VXDIAG VCX NANO vs Mini VCI vs Carista App for Lexus

Are you looking for a recommendation for an OBD tool for a Lexus DIY’er. Handheld tool or app?


Here’s the clue.

Techstream and a VCI USB cable is the way to go if you want to do thorough DIY because that is what Lexus will actually use. They have a custom dedicated hand-held tester (Intelli-tester made by Denso) too – same functionality as Techstream but more portable. The cheap and nasty mini VCI USB adapter is a clone/copy of the Mongoose brand adapter that Toyota/Lexus techs use with their genuine Techstream software. The Mini VCI costs $20-30 online whereas the Mongoose adapter is around $400 or thereabout from Toyota.

The Techstream software ‘special internet version’ and USB VCI cable you find cheap on the internet can do every function (99%+) you need except ECU firmware updates (calibration) as the software needs to log into the Toyota system remotely and you need a TIS account. No big deal – seldom needed. But has all the utilities, freeze frame, and customization functions which is what you need for good DIY. Those cheap OBD dongles are very limited here other than pulling codes and some live OBD2 data. There’s so much more information and functionality available with the right tools.

Personally, I have a dedicated (old and cheap) HP laptop, techstream software and a WiFi VXDIAG VCX NANO Toyota adapter which is a nice little upgrade to the regular USB VCI cable that people have as it is now wireless. Have a couple of the old VCI USB cables (one is over 10 years old now) as backup but the VCX wifi adapter is much faster (fast like the genuine Mongoose) even though it is wireless. Recently bought a very entry level professional unit (Xtool D8BT) to suit pretty much all car brands worldwide. Was around US $700 so not cheap and has most of the Toyota/Lexus Techstream functions and features but I still prefer using Techstream on a dedicated laptop when tinkering of my own car fleet (2 x Toyotas and 3 x Lexus). My laptop is circa 2012-2014 on windows 7 so no powerhouse. I have had that VCX wifi adapter for a couple of years now and has been very good and makes the laptop very convenient to use as you can wander around the car. Another benefit to the vcx nano t is that it can be used to flash ECU, you just have to purchase a 3-day license to Toyota TIS/Techstream.

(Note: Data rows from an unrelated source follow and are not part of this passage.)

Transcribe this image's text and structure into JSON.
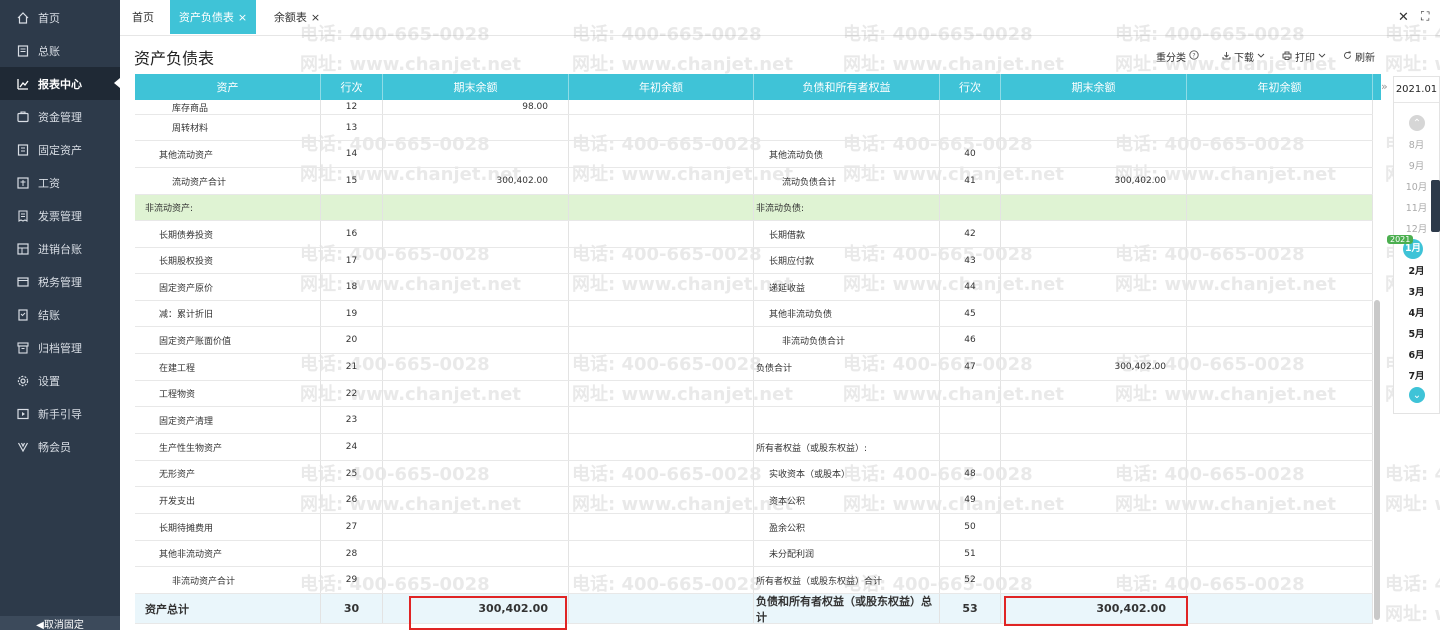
{
  "sidebar": {
    "items": [
      {
        "label": "首页",
        "icon": "home-icon"
      },
      {
        "label": "总账",
        "icon": "ledger-icon"
      },
      {
        "label": "报表中心",
        "icon": "chart-icon"
      },
      {
        "label": "资金管理",
        "icon": "funds-icon"
      },
      {
        "label": "固定资产",
        "icon": "asset-icon"
      },
      {
        "label": "工资",
        "icon": "salary-icon"
      },
      {
        "label": "发票管理",
        "icon": "invoice-icon"
      },
      {
        "label": "进销台账",
        "icon": "inventory-icon"
      },
      {
        "label": "税务管理",
        "icon": "tax-icon"
      },
      {
        "label": "结账",
        "icon": "closing-icon"
      },
      {
        "label": "归档管理",
        "icon": "archive-icon"
      },
      {
        "label": "设置",
        "icon": "settings-icon"
      },
      {
        "label": "新手引导",
        "icon": "guide-icon"
      },
      {
        "label": "畅会员",
        "icon": "vip-icon"
      }
    ],
    "active_index": 2,
    "footer_label": "◀取消固定"
  },
  "tabs": [
    {
      "label": "首页",
      "closable": false
    },
    {
      "label": "资产负债表",
      "closable": true
    },
    {
      "label": "余额表",
      "closable": true
    }
  ],
  "tab_close_glyph": "×",
  "window": {
    "close_glyph": "✕",
    "max_glyph": "⛶"
  },
  "page_title": "资产负债表",
  "toolbar": {
    "reclassify": "重分类",
    "download": "下载",
    "print": "打印",
    "refresh": "刷新"
  },
  "table": {
    "headers": [
      "资产",
      "行次",
      "期末余额",
      "年初余额",
      "负债和所有者权益",
      "行次",
      "期末余额",
      "年初余额"
    ],
    "rows": [
      {
        "left_name": "库存商品",
        "left_line": "12",
        "left_end": "98.00",
        "left_start": "",
        "right_name": "",
        "right_line": "",
        "right_end": "",
        "right_start": "",
        "li": 2,
        "ri": 0
      },
      {
        "left_name": "周转材料",
        "left_line": "13",
        "left_end": "",
        "left_start": "",
        "right_name": "",
        "right_line": "",
        "right_end": "",
        "right_start": "",
        "li": 2,
        "ri": 0
      },
      {
        "left_name": "其他流动资产",
        "left_line": "14",
        "left_end": "",
        "left_start": "",
        "right_name": "其他流动负债",
        "right_line": "40",
        "right_end": "",
        "right_start": "",
        "li": 1,
        "ri": 1
      },
      {
        "left_name": "流动资产合计",
        "left_line": "15",
        "left_end": "300,402.00",
        "left_start": "",
        "right_name": "流动负债合计",
        "right_line": "41",
        "right_end": "300,402.00",
        "right_start": "",
        "li": 2,
        "ri": 2
      },
      {
        "left_name": "非流动资产:",
        "left_line": "",
        "left_end": "",
        "left_start": "",
        "right_name": "非流动负债:",
        "right_line": "",
        "right_end": "",
        "right_start": "",
        "li": 0,
        "ri": 0,
        "section": true
      },
      {
        "left_name": "长期债券投资",
        "left_line": "16",
        "left_end": "",
        "left_start": "",
        "right_name": "长期借款",
        "right_line": "42",
        "right_end": "",
        "right_start": "",
        "li": 1,
        "ri": 1
      },
      {
        "left_name": "长期股权投资",
        "left_line": "17",
        "left_end": "",
        "left_start": "",
        "right_name": "长期应付款",
        "right_line": "43",
        "right_end": "",
        "right_start": "",
        "li": 1,
        "ri": 1
      },
      {
        "left_name": "固定资产原价",
        "left_line": "18",
        "left_end": "",
        "left_start": "",
        "right_name": "递延收益",
        "right_line": "44",
        "right_end": "",
        "right_start": "",
        "li": 1,
        "ri": 1
      },
      {
        "left_name": "减：累计折旧",
        "left_line": "19",
        "left_end": "",
        "left_start": "",
        "right_name": "其他非流动负债",
        "right_line": "45",
        "right_end": "",
        "right_start": "",
        "li": 1,
        "ri": 1
      },
      {
        "left_name": "固定资产账面价值",
        "left_line": "20",
        "left_end": "",
        "left_start": "",
        "right_name": "非流动负债合计",
        "right_line": "46",
        "right_end": "",
        "right_start": "",
        "li": 1,
        "ri": 2
      },
      {
        "left_name": "在建工程",
        "left_line": "21",
        "left_end": "",
        "left_start": "",
        "right_name": "负债合计",
        "right_line": "47",
        "right_end": "300,402.00",
        "right_start": "",
        "li": 1,
        "ri": 0
      },
      {
        "left_name": "工程物资",
        "left_line": "22",
        "left_end": "",
        "left_start": "",
        "right_name": "",
        "right_line": "",
        "right_end": "",
        "right_start": "",
        "li": 1,
        "ri": 0
      },
      {
        "left_name": "固定资产清理",
        "left_line": "23",
        "left_end": "",
        "left_start": "",
        "right_name": "",
        "right_line": "",
        "right_end": "",
        "right_start": "",
        "li": 1,
        "ri": 0
      },
      {
        "left_name": "生产性生物资产",
        "left_line": "24",
        "left_end": "",
        "left_start": "",
        "right_name": "所有者权益（或股东权益）:",
        "right_line": "",
        "right_end": "",
        "right_start": "",
        "li": 1,
        "ri": 0
      },
      {
        "left_name": "无形资产",
        "left_line": "25",
        "left_end": "",
        "left_start": "",
        "right_name": "实收资本（或股本）",
        "right_line": "48",
        "right_end": "",
        "right_start": "",
        "li": 1,
        "ri": 1
      },
      {
        "left_name": "开发支出",
        "left_line": "26",
        "left_end": "",
        "left_start": "",
        "right_name": "资本公积",
        "right_line": "49",
        "right_end": "",
        "right_start": "",
        "li": 1,
        "ri": 1
      },
      {
        "left_name": "长期待摊费用",
        "left_line": "27",
        "left_end": "",
        "left_start": "",
        "right_name": "盈余公积",
        "right_line": "50",
        "right_end": "",
        "right_start": "",
        "li": 1,
        "ri": 1
      },
      {
        "left_name": "其他非流动资产",
        "left_line": "28",
        "left_end": "",
        "left_start": "",
        "right_name": "未分配利润",
        "right_line": "51",
        "right_end": "",
        "right_start": "",
        "li": 1,
        "ri": 1
      },
      {
        "left_name": "非流动资产合计",
        "left_line": "29",
        "left_end": "",
        "left_start": "",
        "right_name": "所有者权益（或股东权益）合计",
        "right_line": "52",
        "right_end": "",
        "right_start": "",
        "li": 2,
        "ri": 0
      }
    ],
    "total_row": {
      "left_name": "资产总计",
      "left_line": "30",
      "left_end": "300,402.00",
      "right_name": "负债和所有者权益（或股东权益）总计",
      "right_line": "53",
      "right_end": "300,402.00"
    }
  },
  "period_panel": {
    "year": "2021.01",
    "year_badge": "2021",
    "months_prev": [
      "8月",
      "9月",
      "10月",
      "11月",
      "12月"
    ],
    "months_current": [
      "1月",
      "2月",
      "3月",
      "4月",
      "5月",
      "6月",
      "7月"
    ],
    "selected": "1月",
    "up_glyph": "⌃",
    "down_glyph": "⌄"
  },
  "watermark": {
    "phone": "电话: 400-665-0028",
    "site": "网址: www.chanjet.net"
  },
  "colors": {
    "accent": "#3fc3d7",
    "sidebar": "#2d3a4a",
    "section_row": "#dff3d3",
    "highlight": "#e02424"
  }
}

Over the years, I have tried many of the OBD adapters and apps – some are certainly better than others but none give anywhere near the functionality of Techstream. The cheap units can go online to the car see the engine computer and a few others ECUs. Some have more functionality depending on how much you spend. That Carista app has the most functionality I’ve seen but nothing like Techstream. Carista does so many things on Lexus vehicles as well as other brands. You can even do all the custom driver settings yourself instead of paying a dealer to do them. Sure if you want to pull a fault code – they all do that – but if you want to code injectors, register a new smart key, do a VGRS steering calibration, ABS bleeding etc then this ‘special – non-sanctioned’ version of Techstream you find on the internet is the best option by far for value. $100 for the crappy laptop and $30-70$ for the software/  VCI cable. My wifi adapter was around US$105 from memory so a little bit more that the VCI USB cable adapter. Tip – avoid putting this special version of Techstream on a personal laptop that you use for other things as the software security might be a little questionable and an anti-virus may flag it. My crappy Techstream laptop is a stand-alone machine for one purpose. The laptop doesn’t need to be powerful at all – anything less than 10 years old will be fine.

Lexus LS460 had around 60 separate computers and Techstream can see and talk to all of them so you can log in and retreive data (not just codes) to them as well. Not only that, you have full bi-directional control to test things like door locks, cooling fan, test the headlight levelling function, calibrate the air suspension.

I also have an OBDLink MX+ ($140 from Amazon) Bluetooth ELM327 OBD2 scanner that is great for reading codes, changing vehicle customization parameters, and/or data logging.



In summary:

It really depends on what you trying to do with it. If you need something just to read some codes for basic troubleshooting you can use just about anything these days. If you want to be able to read ABS, TPMS, SRS and see live engine parameters you would have to go next level up and get more expensive scanner.

If you want to be able to customize your car setting and be able to read and test any system with no restrictions, perform maintenance on your transmission and brakes, you should go with OBD-USB interface, laptop and Toyota Techstream software.